Data in this exercise »
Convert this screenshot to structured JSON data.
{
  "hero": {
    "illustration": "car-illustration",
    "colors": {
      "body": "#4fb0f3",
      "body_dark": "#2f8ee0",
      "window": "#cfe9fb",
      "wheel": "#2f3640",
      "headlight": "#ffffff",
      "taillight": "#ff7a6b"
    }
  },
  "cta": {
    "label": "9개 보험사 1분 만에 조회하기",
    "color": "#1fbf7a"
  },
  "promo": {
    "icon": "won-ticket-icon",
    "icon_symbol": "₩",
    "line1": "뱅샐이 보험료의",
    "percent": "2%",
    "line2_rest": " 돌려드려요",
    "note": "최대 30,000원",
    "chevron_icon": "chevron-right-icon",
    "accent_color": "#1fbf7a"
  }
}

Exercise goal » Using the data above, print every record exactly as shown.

Written response »
Convert this screenshot to structured JSON data.
{
  "hero": {
    "illustration": "car-illustration",
    "colors": {
      "body": "#4fb0f3",
      "body_dark": "#2f8ee0",
      "window": "#cfe9fb",
      "wheel": "#2f3640",
      "headlight": "#ffffff",
      "taillight": "#ff7a6b"
    }
  },
  "cta": {
    "label": "9개 보험사 1분 만에 조회하기",
    "color": "#1fbf7a"
  },
  "promo": {
    "icon": "won-ticket-icon",
    "icon_symbol": "₩",
    "line1": "뱅샐이 보험료의",
    "percent": "2%",
    "line2_rest": " 돌려드려요",
    "note": "최대 30,000원",
    "chevron_icon": "chevron-right-icon",
    "accent_color": "#1fbf7a"
  }
}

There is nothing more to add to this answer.